I took advantage of the wonderful spring weather this past weekend to get my yard and garden back in shape for a new growing season. I cleared out the fall and winter accumulation of fallen leaves and other detritus and gave my lawn its first mowing of the year. As I got the garden ready for another planting season, I was thrilled to see that there were already good clumps of parsley and chives already breaking ground, while the horseradish was sprouting a healthy crown of leaves.
Sadly, I also succumbed to the necessity of cutting down an adolescent apple tree that was was badly situated and caused a good chunk of my garden to be in the shadows during the summer growing season. That done, I started to lay out in my head where I would be planting my modest urban garden. I needed to shake things up a little, since last year, my garden yielded disappointing results, due largely I think to the aforementioned shade-causing apple tree, as well as less than adequate crop rotation practices. It may seem odd to be talking about crop rotation when my vegetable garden is only some two metres by eight metres in size, but Mother Nature makes no such distinctions.
I also cleaned out the flower garden in the front yard where a few tulips were already in bloom, and where I was pleased to see clusters of tiny purple flowers of the periwinkle (barvinok) I had transplanted last year from my mother-in-law’s garden to my own. There was no shortage of growth of various kinds sprouting from the newly warmed up soil, and I was faced with the difficult challenge of differentiating between desirable vegetation and predatory weeds. Regrettably, I am not an experienced or knowledgeable gardener, but I make up in enthusiasm what I lack in horticultural expertise.
Having been raised on a farm, I am more familiar than most of my urban peers with the transience of life in the natural world, and the annual cycle of renewal that each spring brings. As the earth brings forth new life, I am reinvigorated with new hope and optimism after a winter devoted essentially to survival of the cold and the darkness. Unquestionably, the changing of the seasons has a profound effect on us psychologically and emotionally.
This encouraging bursting out of new life is in sharp contrast to the fact that in the short space of just this past week, I experienced the passing of no fewer than four friends and acquaintances that I had known for many decades.

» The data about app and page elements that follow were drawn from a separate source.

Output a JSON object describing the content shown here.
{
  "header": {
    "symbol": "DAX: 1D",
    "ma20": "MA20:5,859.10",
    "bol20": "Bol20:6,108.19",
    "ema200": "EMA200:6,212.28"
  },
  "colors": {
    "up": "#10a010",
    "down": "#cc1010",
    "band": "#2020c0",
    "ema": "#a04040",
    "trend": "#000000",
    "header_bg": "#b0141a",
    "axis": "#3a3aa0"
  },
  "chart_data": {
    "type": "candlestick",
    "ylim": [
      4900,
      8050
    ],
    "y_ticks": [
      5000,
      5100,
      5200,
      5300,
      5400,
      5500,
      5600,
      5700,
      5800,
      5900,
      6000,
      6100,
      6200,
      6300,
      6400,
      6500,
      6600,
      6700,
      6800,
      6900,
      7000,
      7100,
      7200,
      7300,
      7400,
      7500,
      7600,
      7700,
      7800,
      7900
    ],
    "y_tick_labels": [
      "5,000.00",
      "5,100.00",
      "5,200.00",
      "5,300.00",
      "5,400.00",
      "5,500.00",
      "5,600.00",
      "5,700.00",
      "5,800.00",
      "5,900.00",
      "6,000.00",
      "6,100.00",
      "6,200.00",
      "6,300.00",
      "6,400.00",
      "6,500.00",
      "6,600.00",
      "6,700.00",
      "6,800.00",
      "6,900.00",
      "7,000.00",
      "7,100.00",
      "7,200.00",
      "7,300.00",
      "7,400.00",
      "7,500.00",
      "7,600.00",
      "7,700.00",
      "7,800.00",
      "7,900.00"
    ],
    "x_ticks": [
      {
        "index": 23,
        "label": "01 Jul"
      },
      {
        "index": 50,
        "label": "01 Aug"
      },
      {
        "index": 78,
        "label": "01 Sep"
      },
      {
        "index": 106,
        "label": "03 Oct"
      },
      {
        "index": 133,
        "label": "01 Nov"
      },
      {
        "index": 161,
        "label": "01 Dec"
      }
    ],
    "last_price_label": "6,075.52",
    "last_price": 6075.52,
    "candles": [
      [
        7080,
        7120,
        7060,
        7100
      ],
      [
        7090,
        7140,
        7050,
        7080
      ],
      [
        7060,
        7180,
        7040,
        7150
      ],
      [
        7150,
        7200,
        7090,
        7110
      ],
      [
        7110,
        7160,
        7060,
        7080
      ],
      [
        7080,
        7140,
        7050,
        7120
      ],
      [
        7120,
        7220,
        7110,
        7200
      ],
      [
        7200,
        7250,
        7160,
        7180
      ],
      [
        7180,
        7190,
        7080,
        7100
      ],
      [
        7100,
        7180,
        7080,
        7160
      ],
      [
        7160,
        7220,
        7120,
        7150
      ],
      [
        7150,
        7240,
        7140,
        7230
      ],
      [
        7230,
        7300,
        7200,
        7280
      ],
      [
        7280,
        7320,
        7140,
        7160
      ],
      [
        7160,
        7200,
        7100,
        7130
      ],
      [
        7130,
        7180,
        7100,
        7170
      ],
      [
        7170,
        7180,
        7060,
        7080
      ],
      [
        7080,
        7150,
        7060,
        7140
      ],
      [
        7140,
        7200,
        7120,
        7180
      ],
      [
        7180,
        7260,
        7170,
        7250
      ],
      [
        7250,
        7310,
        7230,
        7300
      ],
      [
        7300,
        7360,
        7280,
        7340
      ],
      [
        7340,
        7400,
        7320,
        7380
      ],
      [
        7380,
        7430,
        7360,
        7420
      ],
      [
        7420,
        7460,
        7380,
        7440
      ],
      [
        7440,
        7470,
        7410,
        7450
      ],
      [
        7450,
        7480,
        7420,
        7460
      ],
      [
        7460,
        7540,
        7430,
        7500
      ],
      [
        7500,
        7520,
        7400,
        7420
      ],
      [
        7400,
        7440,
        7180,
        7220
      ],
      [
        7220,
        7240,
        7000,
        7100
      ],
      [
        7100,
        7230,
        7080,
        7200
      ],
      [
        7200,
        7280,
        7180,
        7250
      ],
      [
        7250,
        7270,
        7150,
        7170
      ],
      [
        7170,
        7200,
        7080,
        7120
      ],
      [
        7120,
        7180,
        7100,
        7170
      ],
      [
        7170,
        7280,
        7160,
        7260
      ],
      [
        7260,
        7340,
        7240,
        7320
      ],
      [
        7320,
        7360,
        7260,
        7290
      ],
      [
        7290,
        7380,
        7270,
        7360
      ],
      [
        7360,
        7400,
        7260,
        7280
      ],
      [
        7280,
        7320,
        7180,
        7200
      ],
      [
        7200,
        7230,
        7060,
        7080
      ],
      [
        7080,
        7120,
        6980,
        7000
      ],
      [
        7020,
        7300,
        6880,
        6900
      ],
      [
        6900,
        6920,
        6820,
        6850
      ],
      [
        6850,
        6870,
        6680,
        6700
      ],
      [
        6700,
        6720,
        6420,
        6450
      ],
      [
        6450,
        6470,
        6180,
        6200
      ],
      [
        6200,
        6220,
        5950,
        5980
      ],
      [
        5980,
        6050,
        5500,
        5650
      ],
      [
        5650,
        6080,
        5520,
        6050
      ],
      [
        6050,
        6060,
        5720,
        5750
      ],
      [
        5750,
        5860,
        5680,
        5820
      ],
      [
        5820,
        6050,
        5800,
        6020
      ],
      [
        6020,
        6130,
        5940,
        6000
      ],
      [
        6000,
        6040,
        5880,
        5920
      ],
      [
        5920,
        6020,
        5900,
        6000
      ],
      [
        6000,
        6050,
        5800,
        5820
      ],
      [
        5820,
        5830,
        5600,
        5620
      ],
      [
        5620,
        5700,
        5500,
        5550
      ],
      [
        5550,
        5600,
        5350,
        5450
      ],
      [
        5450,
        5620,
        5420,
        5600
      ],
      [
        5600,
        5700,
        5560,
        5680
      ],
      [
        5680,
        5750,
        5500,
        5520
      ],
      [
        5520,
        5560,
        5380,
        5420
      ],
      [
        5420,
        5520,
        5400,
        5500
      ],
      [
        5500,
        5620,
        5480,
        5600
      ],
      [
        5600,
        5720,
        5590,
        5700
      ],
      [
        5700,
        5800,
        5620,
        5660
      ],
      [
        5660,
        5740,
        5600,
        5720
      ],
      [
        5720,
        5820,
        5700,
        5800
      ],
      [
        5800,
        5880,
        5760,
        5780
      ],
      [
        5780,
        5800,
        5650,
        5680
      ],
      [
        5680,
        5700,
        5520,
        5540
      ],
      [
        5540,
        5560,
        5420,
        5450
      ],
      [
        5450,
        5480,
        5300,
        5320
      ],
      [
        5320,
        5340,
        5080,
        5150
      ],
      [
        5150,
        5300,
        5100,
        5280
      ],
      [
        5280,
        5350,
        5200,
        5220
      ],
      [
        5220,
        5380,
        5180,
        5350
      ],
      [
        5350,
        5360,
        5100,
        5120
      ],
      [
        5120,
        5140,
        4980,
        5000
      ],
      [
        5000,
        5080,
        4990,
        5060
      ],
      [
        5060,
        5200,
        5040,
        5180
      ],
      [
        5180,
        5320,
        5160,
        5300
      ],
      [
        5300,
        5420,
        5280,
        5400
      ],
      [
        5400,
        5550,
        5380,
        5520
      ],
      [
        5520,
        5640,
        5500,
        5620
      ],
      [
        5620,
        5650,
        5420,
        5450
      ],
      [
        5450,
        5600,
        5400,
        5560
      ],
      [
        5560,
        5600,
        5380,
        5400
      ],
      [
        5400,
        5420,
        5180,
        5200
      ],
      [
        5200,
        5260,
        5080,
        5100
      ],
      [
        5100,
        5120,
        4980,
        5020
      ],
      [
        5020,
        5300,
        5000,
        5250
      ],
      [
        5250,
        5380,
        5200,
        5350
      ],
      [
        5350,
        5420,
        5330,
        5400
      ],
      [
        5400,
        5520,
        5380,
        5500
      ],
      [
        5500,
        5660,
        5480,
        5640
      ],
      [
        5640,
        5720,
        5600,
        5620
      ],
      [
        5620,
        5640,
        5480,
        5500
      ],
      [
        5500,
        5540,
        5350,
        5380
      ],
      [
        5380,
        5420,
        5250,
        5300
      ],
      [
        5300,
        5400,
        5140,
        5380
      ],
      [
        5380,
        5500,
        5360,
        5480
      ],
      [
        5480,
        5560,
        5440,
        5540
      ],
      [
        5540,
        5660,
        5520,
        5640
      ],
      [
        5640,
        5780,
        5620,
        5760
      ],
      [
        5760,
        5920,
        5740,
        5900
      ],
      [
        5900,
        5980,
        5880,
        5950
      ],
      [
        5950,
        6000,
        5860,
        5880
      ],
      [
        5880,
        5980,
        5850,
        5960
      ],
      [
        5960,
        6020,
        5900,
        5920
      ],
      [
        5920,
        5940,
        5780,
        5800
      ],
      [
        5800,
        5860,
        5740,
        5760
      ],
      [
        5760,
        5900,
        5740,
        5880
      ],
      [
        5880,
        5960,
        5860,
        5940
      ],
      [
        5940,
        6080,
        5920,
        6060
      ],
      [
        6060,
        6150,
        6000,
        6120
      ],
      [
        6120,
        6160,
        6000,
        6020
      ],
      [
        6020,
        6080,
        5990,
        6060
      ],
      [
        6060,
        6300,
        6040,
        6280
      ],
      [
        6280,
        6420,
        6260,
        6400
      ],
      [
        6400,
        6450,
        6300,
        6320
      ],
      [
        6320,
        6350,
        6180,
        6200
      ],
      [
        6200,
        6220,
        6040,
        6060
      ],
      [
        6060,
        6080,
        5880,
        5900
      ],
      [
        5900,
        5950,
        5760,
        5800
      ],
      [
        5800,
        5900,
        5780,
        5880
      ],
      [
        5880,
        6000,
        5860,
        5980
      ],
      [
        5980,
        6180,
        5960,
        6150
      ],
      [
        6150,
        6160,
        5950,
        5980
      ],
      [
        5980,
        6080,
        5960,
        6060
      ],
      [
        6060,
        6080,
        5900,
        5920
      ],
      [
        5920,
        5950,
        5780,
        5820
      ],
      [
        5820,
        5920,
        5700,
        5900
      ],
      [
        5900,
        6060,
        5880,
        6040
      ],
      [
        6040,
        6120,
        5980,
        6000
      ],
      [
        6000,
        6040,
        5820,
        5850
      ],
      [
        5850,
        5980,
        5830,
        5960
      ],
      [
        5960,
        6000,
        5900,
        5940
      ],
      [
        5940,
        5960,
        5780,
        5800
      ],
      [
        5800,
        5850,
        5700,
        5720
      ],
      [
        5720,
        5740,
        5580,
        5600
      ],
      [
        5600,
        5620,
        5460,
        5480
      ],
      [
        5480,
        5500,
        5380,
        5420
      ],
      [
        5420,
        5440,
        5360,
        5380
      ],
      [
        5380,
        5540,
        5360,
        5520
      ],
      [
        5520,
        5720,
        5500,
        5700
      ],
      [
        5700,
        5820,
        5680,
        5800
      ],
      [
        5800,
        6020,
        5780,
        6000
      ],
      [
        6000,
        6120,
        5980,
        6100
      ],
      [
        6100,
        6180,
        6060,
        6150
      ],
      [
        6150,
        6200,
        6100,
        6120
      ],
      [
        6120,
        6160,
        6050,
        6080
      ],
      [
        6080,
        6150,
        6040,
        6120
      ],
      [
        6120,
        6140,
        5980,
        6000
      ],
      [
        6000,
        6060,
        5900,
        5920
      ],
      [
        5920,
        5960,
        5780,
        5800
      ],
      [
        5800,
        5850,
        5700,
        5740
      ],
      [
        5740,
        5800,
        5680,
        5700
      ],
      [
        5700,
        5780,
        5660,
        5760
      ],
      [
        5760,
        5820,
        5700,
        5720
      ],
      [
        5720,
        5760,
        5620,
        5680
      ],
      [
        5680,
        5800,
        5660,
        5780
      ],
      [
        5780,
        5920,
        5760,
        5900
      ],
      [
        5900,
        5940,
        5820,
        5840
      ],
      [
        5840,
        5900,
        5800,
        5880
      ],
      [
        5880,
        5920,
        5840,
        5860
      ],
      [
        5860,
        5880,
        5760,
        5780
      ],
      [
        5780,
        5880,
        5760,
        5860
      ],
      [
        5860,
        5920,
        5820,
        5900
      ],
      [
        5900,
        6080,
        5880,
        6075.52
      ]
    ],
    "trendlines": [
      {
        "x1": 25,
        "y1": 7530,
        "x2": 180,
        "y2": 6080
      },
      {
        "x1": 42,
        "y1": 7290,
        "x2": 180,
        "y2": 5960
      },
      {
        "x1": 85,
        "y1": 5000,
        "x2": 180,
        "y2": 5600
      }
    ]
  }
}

Most of their deaths were sudden and unexpected, testifying to the reality that our time on this earth is as unpredictable as it is precious.
It brought home to me in a very direct way that I have now reached that stage in life where actuarial statistics are no longer an abstract notion, but that my days are now numbered. I am fortunate that my health and physical state are still surprisingly good. Nonetheless, I have also noticed that too much of the conversations I have with my peers these days seem to centre on their upcoming operations, physical ailments, chronic health problems, the efficacy of various prescription drugs, and the difficulty in staying healthy and in shape.
For much of our lives, we tend to be oblivious to the fact that both our lifespan and our physical health have their limitations. In our youth and early adulthood, we erroneously tend to believe we are invulnerable and tend to take our health for granted. It is only when we reach pension age and start noticing that our peers are dying around us, that we start to take our mortality seriously.
I have reached the ripe age of seventy-two, and it is only in the last few years that I have really come to understand that I need to look at the small amount of future I still have left from a different perspective and with a different set of priorities. My aims and ambitions at this age are no longer those I had when I was just setting out in life or even those I had in the prime of my life. Money, power, recognition, status and material acquisitions no longer have the attraction they once did. Increasingly, I am coming to appreciate the importance of friendship, family, enlightenment, creative fulfilment and contributing towards civilizational progress, as being the key determinants in having a happy and fulfilling life.
Life and death are concepts that we tend to avoid until reality dictates that we can no longer do so. It behooves us to be more proactive in dealing with this inevitable issue while we still have the time and ability to do so.